— YOUR OBJECTIVE —
In full and unchanged, output the entries that follow.

**** DATA RECORDS

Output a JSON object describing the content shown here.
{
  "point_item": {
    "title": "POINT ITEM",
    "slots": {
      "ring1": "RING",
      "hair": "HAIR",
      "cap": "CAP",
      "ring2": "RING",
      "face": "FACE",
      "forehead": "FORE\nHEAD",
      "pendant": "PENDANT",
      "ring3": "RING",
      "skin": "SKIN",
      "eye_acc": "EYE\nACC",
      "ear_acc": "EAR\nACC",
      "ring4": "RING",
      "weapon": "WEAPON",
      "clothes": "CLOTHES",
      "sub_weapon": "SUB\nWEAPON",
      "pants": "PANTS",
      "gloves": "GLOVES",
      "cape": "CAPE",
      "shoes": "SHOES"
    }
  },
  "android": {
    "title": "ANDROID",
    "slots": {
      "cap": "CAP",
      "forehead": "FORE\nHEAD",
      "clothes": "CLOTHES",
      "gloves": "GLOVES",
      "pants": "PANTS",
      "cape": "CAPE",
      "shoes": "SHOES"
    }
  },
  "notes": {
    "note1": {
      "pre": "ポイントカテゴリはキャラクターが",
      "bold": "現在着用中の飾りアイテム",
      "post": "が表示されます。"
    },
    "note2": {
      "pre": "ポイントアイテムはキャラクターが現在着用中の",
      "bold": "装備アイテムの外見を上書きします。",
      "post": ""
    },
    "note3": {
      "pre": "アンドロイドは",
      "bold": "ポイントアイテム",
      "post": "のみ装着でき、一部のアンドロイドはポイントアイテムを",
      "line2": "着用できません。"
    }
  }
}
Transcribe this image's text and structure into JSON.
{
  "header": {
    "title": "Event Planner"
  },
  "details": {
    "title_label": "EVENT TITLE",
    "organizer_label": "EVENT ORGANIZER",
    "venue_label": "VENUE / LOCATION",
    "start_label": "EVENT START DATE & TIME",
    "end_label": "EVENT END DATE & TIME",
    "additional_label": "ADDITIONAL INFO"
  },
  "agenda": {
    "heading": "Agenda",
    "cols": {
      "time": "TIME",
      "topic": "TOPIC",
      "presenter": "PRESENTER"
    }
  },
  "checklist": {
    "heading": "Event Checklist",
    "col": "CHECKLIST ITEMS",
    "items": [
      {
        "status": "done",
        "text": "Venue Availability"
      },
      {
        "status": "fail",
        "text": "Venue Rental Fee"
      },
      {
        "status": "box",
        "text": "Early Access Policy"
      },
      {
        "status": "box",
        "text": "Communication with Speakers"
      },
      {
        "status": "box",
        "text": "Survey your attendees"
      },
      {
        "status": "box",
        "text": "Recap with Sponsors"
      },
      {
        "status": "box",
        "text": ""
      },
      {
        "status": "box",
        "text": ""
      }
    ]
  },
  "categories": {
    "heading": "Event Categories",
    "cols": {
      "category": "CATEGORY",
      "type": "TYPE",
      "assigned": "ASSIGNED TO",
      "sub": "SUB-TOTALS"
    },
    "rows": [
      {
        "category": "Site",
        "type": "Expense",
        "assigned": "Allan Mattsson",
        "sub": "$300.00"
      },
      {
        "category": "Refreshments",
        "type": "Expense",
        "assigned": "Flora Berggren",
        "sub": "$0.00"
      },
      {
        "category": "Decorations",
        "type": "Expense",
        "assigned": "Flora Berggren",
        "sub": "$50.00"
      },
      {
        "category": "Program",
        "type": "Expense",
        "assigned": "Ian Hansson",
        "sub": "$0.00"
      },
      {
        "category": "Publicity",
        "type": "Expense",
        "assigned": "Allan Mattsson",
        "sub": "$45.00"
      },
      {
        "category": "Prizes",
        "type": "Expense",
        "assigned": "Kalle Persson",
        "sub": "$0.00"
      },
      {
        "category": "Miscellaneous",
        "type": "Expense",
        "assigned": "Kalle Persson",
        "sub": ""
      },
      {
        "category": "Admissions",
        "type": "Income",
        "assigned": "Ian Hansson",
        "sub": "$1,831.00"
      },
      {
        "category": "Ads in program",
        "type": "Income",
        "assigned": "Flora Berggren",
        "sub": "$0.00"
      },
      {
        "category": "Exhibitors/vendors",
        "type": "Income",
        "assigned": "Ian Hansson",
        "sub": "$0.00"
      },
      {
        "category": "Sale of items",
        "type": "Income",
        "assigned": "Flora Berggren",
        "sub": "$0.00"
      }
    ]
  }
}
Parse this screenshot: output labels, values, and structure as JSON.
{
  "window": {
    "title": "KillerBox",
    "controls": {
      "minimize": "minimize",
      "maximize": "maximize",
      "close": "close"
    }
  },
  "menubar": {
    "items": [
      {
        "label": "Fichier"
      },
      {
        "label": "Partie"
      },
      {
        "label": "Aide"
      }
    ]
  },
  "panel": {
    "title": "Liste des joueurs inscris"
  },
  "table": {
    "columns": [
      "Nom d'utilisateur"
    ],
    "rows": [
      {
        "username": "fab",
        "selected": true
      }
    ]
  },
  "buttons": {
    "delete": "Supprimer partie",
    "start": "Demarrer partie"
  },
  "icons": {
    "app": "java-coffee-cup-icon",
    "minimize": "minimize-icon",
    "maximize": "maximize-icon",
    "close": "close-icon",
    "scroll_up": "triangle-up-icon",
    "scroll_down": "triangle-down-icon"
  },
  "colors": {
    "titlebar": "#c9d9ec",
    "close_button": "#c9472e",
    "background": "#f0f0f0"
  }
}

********

— RESPONSE BELOW —
Output a JSON object describing the content shown here.
{
  "point_item": {
    "title": "POINT ITEM",
    "slots": {
      "ring1": "RING",
      "hair": "HAIR",
      "cap": "CAP",
      "ring2": "RING",
      "face": "FACE",
      "forehead": "FORE\nHEAD",
      "pendant": "PENDANT",
      "ring3": "RING",
      "skin": "SKIN",
      "eye_acc": "EYE\nACC",
      "ear_acc": "EAR\nACC",
      "ring4": "RING",
      "weapon": "WEAPON",
      "clothes": "CLOTHES",
      "sub_weapon": "SUB\nWEAPON",
      "pants": "PANTS",
      "gloves": "GLOVES",
      "cape": "CAPE",
      "shoes": "SHOES"
    }
  },
  "android": {
    "title": "ANDROID",
    "slots": {
      "cap": "CAP",
      "forehead": "FORE\nHEAD",
      "clothes": "CLOTHES",
      "gloves": "GLOVES",
      "pants": "PANTS",
      "cape": "CAPE",
      "shoes": "SHOES"
    }
  },
  "notes": {
    "note1": {
      "pre": "ポイントカテゴリはキャラクターが",
      "bold": "現在着用中の飾りアイテム",
      "post": "が表示されます。"
    },
    "note2": {
      "pre": "ポイントアイテムはキャラクターが現在着用中の",
      "bold": "装備アイテムの外見を上書きします。",
      "post": ""
    },
    "note3": {
      "pre": "アンドロイドは",
      "bold": "ポイントアイテム",
      "post": "のみ装着でき、一部のアンドロイドはポイントアイテムを",
      "line2": "着用できません。"
    }
  }
}
Transcribe this image's text and structure into JSON.
{
  "header": {
    "title": "Event Planner"
  },
  "details": {
    "title_label": "EVENT TITLE",
    "organizer_label": "EVENT ORGANIZER",
    "venue_label": "VENUE / LOCATION",
    "start_label": "EVENT START DATE & TIME",
    "end_label": "EVENT END DATE & TIME",
    "additional_label": "ADDITIONAL INFO"
  },
  "agenda": {
    "heading": "Agenda",
    "cols": {
      "time": "TIME",
      "topic": "TOPIC",
      "presenter": "PRESENTER"
    }
  },
  "checklist": {
    "heading": "Event Checklist",
    "col": "CHECKLIST ITEMS",
    "items": [
      {
        "status": "done",
        "text": "Venue Availability"
      },
      {
        "status": "fail",
        "text": "Venue Rental Fee"
      },
      {
        "status": "box",
        "text": "Early Access Policy"
      },
      {
        "status": "box",
        "text": "Communication with Speakers"
      },
      {
        "status": "box",
        "text": "Survey your attendees"
      },
      {
        "status": "box",
        "text": "Recap with Sponsors"
      },
      {
        "status": "box",
        "text": ""
      },
      {
        "status": "box",
        "text": ""
      }
    ]
  },
  "categories": {
    "heading": "Event Categories",
    "cols": {
      "category": "CATEGORY",
      "type": "TYPE",
      "assigned": "ASSIGNED TO",
      "sub": "SUB-TOTALS"
    },
    "rows": [
      {
        "category": "Site",
        "type": "Expense",
        "assigned": "Allan Mattsson",
        "sub": "$300.00"
      },
      {
        "category": "Refreshments",
        "type": "Expense",
        "assigned": "Flora Berggren",
        "sub": "$0.00"
      },
      {
        "category": "Decorations",
        "type": "Expense",
        "assigned": "Flora Berggren",
        "sub": "$50.00"
      },
      {
        "category": "Program",
        "type": "Expense",
        "assigned": "Ian Hansson",
        "sub": "$0.00"
      },
      {
        "category": "Publicity",
        "type": "Expense",
        "assigned": "Allan Mattsson",
        "sub": "$45.00"
      },
      {
        "category": "Prizes",
        "type": "Expense",
        "assigned": "Kalle Persson",
        "sub": "$0.00"
      },
      {
        "category": "Miscellaneous",
        "type": "Expense",
        "assigned": "Kalle Persson",
        "sub": ""
      },
      {
        "category": "Admissions",
        "type": "Income",
        "assigned": "Ian Hansson",
        "sub": "$1,831.00"
      },
      {
        "category": "Ads in program",
        "type": "Income",
        "assigned": "Flora Berggren",
        "sub": "$0.00"
      },
      {
        "category": "Exhibitors/vendors",
        "type": "Income",
        "assigned": "Ian Hansson",
        "sub": "$0.00"
      },
      {
        "category": "Sale of items",
        "type": "Income",
        "assigned": "Flora Berggren",
        "sub": "$0.00"
      }
    ]
  }
}
Parse this screenshot: output labels, values, and structure as JSON.
{
  "window": {
    "title": "KillerBox",
    "controls": {
      "minimize": "minimize",
      "maximize": "maximize",
      "close": "close"
    }
  },
  "menubar": {
    "items": [
      {
        "label": "Fichier"
      },
      {
        "label": "Partie"
      },
      {
        "label": "Aide"
      }
    ]
  },
  "panel": {
    "title": "Liste des joueurs inscris"
  },
  "table": {
    "columns": [
      "Nom d'utilisateur"
    ],
    "rows": [
      {
        "username": "fab",
        "selected": true
      }
    ]
  },
  "buttons": {
    "delete": "Supprimer partie",
    "start": "Demarrer partie"
  },
  "icons": {
    "app": "java-coffee-cup-icon",
    "minimize": "minimize-icon",
    "maximize": "maximize-icon",
    "close": "close-icon",
    "scroll_up": "triangle-up-icon",
    "scroll_down": "triangle-down-icon"
  },
  "colors": {
    "titlebar": "#c9d9ec",
    "close_button": "#c9472e",
    "background": "#f0f0f0"
  }
}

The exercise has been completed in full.